(LISTED ENTRIES Opens)

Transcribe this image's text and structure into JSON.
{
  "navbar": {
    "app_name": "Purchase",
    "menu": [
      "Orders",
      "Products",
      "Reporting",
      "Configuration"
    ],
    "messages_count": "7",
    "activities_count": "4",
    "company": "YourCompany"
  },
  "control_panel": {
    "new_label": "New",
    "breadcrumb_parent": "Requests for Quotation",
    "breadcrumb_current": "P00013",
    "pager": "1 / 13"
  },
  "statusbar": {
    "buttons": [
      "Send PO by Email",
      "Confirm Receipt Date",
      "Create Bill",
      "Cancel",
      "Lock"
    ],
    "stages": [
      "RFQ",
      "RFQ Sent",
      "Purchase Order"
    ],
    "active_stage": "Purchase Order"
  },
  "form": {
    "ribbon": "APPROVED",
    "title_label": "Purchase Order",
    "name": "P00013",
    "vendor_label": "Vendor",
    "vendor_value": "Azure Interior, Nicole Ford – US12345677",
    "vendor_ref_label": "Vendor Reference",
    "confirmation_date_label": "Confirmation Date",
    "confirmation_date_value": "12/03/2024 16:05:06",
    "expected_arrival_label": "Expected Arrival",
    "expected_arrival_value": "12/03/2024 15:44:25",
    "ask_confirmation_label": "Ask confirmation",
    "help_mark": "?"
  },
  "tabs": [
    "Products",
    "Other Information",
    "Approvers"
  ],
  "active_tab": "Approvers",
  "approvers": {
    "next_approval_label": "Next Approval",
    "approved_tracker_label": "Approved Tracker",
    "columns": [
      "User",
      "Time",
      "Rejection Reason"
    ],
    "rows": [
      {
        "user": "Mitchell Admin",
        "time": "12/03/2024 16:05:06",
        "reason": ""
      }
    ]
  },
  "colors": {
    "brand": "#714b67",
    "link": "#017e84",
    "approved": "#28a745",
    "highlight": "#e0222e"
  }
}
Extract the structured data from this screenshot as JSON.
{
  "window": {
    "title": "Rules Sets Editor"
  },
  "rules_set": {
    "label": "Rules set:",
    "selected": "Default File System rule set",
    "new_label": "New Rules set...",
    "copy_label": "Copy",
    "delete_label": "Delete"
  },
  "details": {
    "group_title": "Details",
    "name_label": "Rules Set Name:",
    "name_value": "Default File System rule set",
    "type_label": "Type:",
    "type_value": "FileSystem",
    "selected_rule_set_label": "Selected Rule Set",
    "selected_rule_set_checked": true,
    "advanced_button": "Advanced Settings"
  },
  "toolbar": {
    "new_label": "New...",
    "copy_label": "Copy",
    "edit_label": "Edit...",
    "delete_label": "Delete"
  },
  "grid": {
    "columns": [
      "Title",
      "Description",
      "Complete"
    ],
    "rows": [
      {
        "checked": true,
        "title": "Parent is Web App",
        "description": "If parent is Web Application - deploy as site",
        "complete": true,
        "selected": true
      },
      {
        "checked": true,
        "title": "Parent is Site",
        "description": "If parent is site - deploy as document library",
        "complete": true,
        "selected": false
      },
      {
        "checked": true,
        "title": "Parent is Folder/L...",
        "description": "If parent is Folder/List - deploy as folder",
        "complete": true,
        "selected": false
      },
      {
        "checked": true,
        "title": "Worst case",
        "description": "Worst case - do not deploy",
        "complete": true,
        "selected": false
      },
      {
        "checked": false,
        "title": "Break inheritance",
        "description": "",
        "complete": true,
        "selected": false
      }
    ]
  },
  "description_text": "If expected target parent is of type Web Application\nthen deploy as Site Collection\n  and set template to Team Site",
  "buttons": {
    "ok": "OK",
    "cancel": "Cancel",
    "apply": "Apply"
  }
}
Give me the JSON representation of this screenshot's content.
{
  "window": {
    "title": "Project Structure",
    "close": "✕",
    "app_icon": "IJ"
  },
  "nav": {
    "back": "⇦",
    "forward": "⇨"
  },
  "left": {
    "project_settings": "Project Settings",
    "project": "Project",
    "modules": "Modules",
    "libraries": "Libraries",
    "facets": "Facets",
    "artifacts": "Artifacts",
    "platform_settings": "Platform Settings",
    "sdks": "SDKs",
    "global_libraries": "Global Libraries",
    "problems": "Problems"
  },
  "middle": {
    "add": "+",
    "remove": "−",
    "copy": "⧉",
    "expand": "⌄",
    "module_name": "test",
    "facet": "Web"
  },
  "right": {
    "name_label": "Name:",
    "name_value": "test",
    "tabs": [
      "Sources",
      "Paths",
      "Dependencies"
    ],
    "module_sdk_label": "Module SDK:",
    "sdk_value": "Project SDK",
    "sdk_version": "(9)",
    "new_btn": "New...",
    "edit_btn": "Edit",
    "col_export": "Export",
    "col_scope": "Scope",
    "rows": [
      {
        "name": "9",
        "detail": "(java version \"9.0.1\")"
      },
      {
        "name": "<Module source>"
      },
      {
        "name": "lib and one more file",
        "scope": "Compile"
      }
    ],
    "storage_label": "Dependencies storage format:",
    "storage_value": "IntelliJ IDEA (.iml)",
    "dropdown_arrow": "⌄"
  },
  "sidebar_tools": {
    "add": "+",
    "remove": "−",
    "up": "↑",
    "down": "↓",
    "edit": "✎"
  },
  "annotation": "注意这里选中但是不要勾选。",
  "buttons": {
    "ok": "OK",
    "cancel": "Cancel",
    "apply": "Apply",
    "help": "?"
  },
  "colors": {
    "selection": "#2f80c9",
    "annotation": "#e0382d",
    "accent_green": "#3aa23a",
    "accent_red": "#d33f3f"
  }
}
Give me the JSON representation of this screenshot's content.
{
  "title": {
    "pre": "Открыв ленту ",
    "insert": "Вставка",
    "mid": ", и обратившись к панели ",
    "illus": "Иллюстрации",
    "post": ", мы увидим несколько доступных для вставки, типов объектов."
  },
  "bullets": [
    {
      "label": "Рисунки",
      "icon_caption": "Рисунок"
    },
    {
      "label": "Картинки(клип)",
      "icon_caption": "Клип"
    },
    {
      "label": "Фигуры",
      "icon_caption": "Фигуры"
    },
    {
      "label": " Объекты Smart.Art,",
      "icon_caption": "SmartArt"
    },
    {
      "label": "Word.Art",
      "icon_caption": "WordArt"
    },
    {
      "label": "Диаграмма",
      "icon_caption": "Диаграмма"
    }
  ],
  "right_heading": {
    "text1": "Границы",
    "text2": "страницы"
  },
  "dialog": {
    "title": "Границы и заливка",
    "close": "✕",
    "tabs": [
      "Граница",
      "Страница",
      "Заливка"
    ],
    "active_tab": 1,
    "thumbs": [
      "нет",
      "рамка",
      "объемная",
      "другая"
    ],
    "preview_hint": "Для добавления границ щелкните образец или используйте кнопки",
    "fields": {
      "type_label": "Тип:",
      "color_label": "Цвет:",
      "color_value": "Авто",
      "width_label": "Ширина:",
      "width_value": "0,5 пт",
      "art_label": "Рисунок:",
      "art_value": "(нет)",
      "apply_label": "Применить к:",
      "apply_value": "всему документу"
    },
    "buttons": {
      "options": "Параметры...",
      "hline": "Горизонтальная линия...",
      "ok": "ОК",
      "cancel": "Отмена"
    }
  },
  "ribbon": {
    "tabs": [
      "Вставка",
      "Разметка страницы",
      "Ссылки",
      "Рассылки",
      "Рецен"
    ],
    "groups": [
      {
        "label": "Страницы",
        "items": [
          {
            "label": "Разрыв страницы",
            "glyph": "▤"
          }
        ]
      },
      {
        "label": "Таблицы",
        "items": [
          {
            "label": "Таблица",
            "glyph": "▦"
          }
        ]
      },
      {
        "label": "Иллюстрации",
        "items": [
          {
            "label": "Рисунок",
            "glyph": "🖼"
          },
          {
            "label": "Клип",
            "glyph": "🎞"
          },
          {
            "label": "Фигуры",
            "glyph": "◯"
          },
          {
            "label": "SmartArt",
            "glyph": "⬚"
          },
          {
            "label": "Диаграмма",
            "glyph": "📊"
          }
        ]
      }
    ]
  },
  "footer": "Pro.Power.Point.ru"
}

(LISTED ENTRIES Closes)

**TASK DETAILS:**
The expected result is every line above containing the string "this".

**SOLUTION:**
Transcribe this image's text and structure into JSON.
Extract the structured data from this screenshot as JSON.
Give me the JSON representation of this screenshot's content.
Give me the JSON representation of this screenshot's content.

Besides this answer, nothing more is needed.